■ **PROBLEM DESCRIPTION**:
Nothing but the exact text of the entries should appear in your answer; pictures stay out.

■ **SUPPLIED DATA**:

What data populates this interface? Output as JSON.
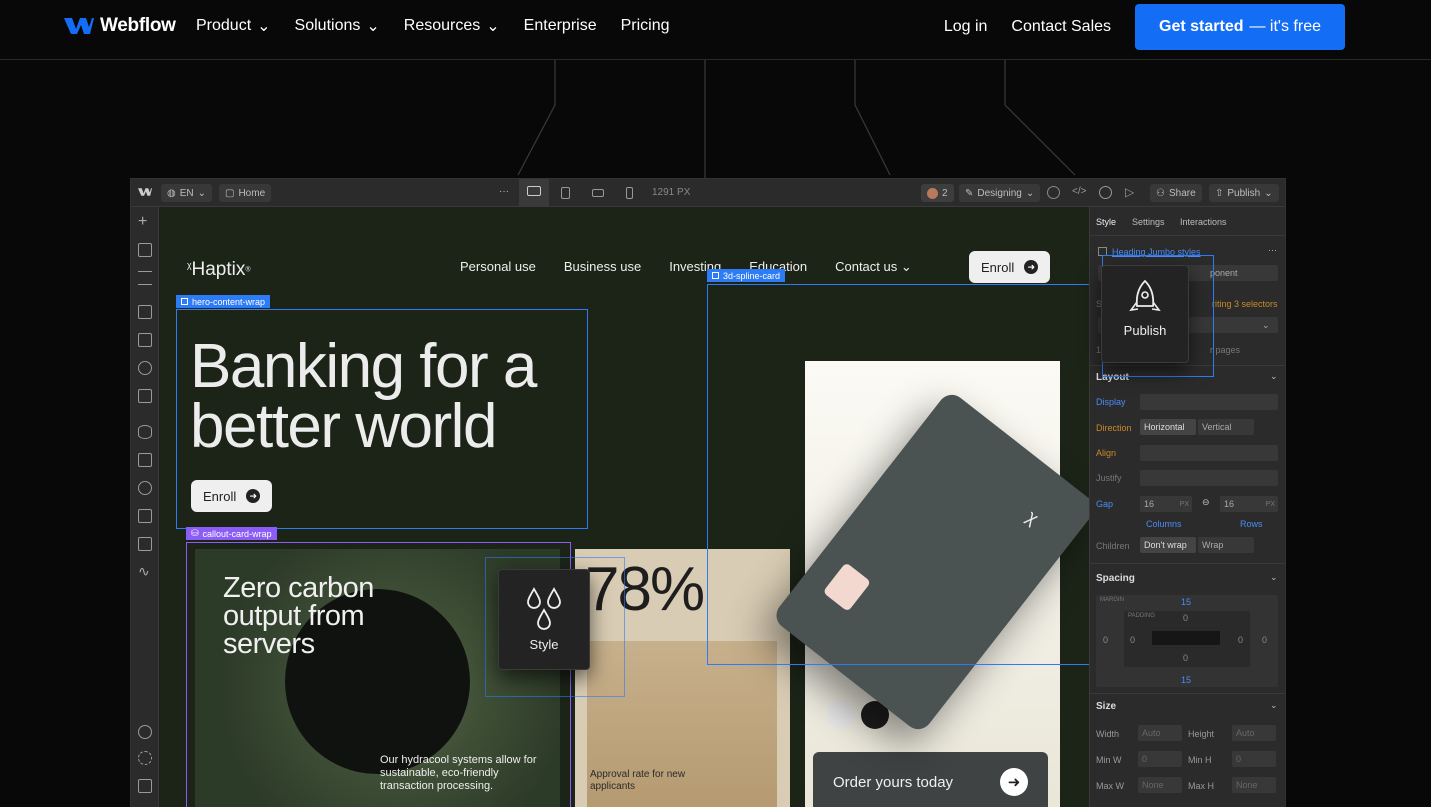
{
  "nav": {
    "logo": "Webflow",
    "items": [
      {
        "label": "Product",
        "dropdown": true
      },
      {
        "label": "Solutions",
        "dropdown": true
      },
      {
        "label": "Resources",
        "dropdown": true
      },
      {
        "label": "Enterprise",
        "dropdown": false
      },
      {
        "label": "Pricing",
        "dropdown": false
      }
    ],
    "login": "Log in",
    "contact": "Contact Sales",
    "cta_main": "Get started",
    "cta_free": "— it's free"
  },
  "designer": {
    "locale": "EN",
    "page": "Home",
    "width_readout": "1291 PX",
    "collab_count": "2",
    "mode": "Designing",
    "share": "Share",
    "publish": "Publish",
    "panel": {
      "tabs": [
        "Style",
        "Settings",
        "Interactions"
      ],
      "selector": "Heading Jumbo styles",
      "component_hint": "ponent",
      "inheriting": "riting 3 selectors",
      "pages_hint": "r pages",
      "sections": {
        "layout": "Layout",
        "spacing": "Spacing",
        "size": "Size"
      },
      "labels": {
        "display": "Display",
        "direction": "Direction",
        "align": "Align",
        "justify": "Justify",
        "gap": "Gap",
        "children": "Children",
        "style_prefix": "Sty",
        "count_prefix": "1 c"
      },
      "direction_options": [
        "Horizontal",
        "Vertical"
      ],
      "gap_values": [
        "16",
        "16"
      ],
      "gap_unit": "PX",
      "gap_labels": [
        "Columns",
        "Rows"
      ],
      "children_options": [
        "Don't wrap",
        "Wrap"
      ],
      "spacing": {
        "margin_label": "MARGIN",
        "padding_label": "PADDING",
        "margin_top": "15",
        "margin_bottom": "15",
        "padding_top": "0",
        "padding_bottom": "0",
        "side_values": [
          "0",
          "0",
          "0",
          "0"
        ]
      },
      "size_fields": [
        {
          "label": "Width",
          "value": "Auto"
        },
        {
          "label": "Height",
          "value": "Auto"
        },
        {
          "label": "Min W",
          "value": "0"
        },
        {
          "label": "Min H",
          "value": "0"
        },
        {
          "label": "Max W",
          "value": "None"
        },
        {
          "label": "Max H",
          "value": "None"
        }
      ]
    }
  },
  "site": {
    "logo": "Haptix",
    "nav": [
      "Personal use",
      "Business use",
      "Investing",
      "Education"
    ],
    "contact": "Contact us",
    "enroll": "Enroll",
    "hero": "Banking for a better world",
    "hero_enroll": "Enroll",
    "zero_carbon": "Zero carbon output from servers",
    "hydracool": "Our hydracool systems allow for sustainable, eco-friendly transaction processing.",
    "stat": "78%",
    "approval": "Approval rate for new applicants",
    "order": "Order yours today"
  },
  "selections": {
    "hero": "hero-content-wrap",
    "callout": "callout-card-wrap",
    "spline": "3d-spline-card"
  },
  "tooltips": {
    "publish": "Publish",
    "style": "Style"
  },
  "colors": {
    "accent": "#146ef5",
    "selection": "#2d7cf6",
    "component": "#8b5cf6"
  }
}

■ **OUTPUT FOR THIS EXERCISE**:
What data populates this interface? Output as JSON.
{
  "nav": {
    "logo": "Webflow",
    "items": [
      {
        "label": "Product",
        "dropdown": true
      },
      {
        "label": "Solutions",
        "dropdown": true
      },
      {
        "label": "Resources",
        "dropdown": true
      },
      {
        "label": "Enterprise",
        "dropdown": false
      },
      {
        "label": "Pricing",
        "dropdown": false
      }
    ],
    "login": "Log in",
    "contact": "Contact Sales",
    "cta_main": "Get started",
    "cta_free": "— it's free"
  },
  "designer": {
    "locale": "EN",
    "page": "Home",
    "width_readout": "1291 PX",
    "collab_count": "2",
    "mode": "Designing",
    "share": "Share",
    "publish": "Publish",
    "panel": {
      "tabs": [
        "Style",
        "Settings",
        "Interactions"
      ],
      "selector": "Heading Jumbo styles",
      "component_hint": "ponent",
      "inheriting": "riting 3 selectors",
      "pages_hint": "r pages",
      "sections": {
        "layout": "Layout",
        "spacing": "Spacing",
        "size": "Size"
      },
      "labels": {
        "display": "Display",
        "direction": "Direction",
        "align": "Align",
        "justify": "Justify",
        "gap": "Gap",
        "children": "Children",
        "style_prefix": "Sty",
        "count_prefix": "1 c"
      },
      "direction_options": [
        "Horizontal",
        "Vertical"
      ],
      "gap_values": [
        "16",
        "16"
      ],
      "gap_unit": "PX",
      "gap_labels": [
        "Columns",
        "Rows"
      ],
      "children_options": [
        "Don't wrap",
        "Wrap"
      ],
      "spacing": {
        "margin_label": "MARGIN",
        "padding_label": "PADDING",
        "margin_top": "15",
        "margin_bottom": "15",
        "padding_top": "0",
        "padding_bottom": "0",
        "side_values": [
          "0",
          "0",
          "0",
          "0"
        ]
      },
      "size_fields": [
        {
          "label": "Width",
          "value": "Auto"
        },
        {
          "label": "Height",
          "value": "Auto"
        },
        {
          "label": "Min W",
          "value": "0"
        },
        {
          "label": "Min H",
          "value": "0"
        },
        {
          "label": "Max W",
          "value": "None"
        },
        {
          "label": "Max H",
          "value": "None"
        }
      ]
    }
  },
  "site": {
    "logo": "Haptix",
    "nav": [
      "Personal use",
      "Business use",
      "Investing",
      "Education"
    ],
    "contact": "Contact us",
    "enroll": "Enroll",
    "hero": "Banking for a better world",
    "hero_enroll": "Enroll",
    "zero_carbon": "Zero carbon output from servers",
    "hydracool": "Our hydracool systems allow for sustainable, eco-friendly transaction processing.",
    "stat": "78%",
    "approval": "Approval rate for new applicants",
    "order": "Order yours today"
  },
  "selections": {
    "hero": "hero-content-wrap",
    "callout": "callout-card-wrap",
    "spline": "3d-spline-card"
  },
  "tooltips": {
    "publish": "Publish",
    "style": "Style"
  },
  "colors": {
    "accent": "#146ef5",
    "selection": "#2d7cf6",
    "component": "#8b5cf6"
  }
}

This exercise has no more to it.